- YOUR TASK -
Would you please copy each line below that includes the string "true"?

-------- PROVIDED DATA --------

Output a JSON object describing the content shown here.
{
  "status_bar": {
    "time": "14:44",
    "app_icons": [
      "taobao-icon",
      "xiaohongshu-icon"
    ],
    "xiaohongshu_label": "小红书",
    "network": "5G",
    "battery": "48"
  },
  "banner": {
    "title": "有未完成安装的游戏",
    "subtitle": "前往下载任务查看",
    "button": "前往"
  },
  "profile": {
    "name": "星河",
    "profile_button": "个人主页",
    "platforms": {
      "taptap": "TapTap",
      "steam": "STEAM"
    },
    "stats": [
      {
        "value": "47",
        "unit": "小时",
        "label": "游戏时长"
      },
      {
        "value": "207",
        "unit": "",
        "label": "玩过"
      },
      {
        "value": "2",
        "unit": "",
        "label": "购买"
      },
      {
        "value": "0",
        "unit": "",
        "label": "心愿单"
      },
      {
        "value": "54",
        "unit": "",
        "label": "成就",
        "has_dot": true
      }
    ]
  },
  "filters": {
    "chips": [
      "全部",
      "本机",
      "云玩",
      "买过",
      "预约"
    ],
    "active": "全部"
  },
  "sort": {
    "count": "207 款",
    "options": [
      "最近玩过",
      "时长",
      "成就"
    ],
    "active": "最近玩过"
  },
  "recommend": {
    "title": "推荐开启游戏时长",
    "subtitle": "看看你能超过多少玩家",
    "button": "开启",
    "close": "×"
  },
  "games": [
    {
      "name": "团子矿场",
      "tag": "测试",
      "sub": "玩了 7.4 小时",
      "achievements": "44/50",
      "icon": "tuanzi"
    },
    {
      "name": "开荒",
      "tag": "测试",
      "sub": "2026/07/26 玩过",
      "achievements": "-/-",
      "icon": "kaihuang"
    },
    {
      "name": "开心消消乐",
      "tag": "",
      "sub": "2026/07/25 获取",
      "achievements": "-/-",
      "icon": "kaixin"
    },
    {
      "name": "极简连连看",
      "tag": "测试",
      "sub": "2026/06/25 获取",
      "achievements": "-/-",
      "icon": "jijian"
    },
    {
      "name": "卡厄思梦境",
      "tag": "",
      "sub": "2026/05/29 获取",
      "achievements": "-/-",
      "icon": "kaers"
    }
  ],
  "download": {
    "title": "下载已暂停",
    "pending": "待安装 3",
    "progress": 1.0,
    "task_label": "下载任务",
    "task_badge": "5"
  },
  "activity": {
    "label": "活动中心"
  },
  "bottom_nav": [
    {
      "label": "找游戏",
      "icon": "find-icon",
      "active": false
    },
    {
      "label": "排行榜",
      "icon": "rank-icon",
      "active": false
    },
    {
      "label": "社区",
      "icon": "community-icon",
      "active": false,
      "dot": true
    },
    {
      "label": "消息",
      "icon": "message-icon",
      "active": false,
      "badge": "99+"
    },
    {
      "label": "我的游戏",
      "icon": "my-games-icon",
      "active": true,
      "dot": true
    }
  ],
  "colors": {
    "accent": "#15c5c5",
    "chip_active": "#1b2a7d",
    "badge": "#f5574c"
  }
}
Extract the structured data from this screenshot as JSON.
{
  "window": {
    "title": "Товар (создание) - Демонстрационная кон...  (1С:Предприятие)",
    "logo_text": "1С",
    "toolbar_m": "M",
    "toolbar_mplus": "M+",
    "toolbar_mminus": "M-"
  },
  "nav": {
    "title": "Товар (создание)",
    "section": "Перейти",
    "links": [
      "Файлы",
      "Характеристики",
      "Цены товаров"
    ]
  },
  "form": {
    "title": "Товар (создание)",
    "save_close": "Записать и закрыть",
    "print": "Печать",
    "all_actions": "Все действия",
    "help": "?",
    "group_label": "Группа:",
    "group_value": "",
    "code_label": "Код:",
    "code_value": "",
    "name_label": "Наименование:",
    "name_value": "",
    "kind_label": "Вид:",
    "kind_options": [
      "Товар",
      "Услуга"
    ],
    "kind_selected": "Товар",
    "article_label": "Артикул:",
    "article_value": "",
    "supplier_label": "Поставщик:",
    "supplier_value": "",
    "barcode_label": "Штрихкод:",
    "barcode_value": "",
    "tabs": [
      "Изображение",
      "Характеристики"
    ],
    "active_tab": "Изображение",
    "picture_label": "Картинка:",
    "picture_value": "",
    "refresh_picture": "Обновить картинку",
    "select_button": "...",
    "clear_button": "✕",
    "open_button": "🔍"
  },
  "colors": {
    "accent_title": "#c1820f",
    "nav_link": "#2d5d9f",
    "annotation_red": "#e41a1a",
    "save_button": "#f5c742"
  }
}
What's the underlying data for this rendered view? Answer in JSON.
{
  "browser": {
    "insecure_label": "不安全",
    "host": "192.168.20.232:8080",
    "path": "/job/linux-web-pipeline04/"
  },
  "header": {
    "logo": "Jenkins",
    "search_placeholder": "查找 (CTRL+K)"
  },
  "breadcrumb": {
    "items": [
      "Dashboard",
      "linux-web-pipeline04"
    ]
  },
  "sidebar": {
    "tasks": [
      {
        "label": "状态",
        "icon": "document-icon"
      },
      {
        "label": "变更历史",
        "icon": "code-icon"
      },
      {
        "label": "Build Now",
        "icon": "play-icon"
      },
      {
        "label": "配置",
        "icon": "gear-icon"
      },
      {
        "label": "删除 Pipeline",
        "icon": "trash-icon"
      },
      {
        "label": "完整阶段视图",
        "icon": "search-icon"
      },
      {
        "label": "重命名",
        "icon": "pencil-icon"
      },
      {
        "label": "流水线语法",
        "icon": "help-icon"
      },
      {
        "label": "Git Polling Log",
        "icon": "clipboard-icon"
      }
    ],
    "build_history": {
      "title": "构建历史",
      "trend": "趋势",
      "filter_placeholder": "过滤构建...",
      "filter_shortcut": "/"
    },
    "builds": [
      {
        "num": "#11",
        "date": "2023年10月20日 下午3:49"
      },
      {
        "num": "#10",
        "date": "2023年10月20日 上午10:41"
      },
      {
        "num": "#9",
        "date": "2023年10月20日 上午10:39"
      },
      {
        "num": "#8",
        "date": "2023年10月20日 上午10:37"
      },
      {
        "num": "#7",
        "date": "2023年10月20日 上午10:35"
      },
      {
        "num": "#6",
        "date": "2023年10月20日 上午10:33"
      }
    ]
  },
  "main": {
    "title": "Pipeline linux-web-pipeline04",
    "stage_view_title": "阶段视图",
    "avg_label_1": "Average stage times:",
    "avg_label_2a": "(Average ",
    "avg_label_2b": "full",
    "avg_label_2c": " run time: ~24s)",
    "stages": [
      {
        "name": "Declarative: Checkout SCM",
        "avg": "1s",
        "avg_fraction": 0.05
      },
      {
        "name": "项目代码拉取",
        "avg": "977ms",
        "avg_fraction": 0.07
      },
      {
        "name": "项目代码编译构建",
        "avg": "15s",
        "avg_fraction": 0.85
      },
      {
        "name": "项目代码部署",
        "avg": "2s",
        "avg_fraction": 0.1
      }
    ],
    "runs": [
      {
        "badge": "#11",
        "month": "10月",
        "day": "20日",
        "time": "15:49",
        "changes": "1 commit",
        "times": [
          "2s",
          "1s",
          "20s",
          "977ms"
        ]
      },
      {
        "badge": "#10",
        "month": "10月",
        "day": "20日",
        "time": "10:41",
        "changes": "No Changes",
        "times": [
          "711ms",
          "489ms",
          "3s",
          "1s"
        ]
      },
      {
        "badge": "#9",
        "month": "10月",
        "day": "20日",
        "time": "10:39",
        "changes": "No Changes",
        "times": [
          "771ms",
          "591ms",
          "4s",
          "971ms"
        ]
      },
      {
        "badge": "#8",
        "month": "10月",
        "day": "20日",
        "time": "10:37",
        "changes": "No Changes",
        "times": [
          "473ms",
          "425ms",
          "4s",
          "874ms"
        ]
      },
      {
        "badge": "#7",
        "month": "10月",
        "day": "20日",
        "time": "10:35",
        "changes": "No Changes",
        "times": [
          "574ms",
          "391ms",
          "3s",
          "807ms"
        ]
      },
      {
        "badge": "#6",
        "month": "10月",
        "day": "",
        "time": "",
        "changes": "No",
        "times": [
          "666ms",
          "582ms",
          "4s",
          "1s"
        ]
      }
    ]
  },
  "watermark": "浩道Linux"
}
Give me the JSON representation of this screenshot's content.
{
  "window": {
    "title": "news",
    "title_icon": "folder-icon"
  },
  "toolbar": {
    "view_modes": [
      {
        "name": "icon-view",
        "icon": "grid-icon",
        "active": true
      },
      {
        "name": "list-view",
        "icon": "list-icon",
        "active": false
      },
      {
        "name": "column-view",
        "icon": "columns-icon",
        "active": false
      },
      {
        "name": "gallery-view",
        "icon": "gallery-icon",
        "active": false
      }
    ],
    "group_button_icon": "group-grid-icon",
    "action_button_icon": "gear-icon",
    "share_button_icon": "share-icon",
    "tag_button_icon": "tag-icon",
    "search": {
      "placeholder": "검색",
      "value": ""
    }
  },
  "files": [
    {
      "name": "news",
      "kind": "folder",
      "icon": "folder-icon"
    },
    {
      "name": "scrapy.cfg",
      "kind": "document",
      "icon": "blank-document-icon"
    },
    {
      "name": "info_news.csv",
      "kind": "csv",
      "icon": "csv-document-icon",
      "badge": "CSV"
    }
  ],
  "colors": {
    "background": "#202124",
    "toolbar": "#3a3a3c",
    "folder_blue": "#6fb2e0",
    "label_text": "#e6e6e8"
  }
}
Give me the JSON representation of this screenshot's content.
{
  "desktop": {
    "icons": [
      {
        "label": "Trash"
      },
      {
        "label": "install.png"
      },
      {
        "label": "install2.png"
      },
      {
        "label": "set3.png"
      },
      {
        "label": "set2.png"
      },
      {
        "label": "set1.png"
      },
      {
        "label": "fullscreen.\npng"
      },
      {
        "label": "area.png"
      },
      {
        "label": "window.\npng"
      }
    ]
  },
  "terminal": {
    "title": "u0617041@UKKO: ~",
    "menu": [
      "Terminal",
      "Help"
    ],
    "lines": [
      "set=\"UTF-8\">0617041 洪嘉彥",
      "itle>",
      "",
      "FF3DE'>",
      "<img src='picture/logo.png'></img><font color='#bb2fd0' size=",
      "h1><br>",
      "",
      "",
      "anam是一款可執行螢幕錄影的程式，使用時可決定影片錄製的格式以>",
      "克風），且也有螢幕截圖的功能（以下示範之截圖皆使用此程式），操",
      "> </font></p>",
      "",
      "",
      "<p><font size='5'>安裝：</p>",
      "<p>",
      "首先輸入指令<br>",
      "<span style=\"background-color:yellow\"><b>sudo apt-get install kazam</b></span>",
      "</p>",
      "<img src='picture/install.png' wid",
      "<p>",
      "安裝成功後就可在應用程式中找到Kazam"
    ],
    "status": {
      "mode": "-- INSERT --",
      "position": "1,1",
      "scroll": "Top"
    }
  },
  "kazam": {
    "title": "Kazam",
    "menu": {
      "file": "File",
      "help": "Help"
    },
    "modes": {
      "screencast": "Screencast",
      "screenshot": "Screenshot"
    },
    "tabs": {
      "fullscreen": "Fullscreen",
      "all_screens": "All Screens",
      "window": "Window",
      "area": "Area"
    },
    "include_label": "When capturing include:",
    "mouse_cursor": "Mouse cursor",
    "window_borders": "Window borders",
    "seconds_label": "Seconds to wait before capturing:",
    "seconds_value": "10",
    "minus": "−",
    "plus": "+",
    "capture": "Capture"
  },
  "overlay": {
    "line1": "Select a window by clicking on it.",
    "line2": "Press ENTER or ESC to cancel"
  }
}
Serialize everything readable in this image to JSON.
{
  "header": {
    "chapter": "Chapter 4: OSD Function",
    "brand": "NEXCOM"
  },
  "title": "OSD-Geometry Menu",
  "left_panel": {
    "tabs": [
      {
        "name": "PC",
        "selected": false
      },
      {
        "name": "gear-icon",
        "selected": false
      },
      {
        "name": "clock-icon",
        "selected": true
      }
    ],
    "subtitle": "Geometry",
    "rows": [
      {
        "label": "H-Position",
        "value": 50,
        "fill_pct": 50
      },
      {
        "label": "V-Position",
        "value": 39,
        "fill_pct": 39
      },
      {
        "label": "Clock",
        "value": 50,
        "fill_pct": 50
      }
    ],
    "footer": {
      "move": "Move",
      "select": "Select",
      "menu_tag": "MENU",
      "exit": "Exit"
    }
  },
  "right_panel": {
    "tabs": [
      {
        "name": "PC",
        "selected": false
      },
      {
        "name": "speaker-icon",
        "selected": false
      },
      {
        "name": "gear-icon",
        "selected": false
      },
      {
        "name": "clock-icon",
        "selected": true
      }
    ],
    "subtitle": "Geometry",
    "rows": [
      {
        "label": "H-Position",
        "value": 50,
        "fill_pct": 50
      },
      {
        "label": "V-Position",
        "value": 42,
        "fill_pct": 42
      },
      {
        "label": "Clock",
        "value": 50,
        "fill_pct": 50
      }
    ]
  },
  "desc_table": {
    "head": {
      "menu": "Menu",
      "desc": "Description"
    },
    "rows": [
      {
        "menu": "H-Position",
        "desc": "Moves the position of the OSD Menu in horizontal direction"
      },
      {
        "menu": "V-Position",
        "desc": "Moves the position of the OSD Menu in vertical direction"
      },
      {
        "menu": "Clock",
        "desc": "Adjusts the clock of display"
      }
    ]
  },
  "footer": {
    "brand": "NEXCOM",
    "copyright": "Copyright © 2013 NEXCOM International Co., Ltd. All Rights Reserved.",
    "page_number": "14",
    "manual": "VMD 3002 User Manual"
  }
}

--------

- RESULT OF THE TASK -
        "has_dot": true
      "dot": true
      "active": true,
      "dot": true
        "active": true
        "selected": true
        "selected": true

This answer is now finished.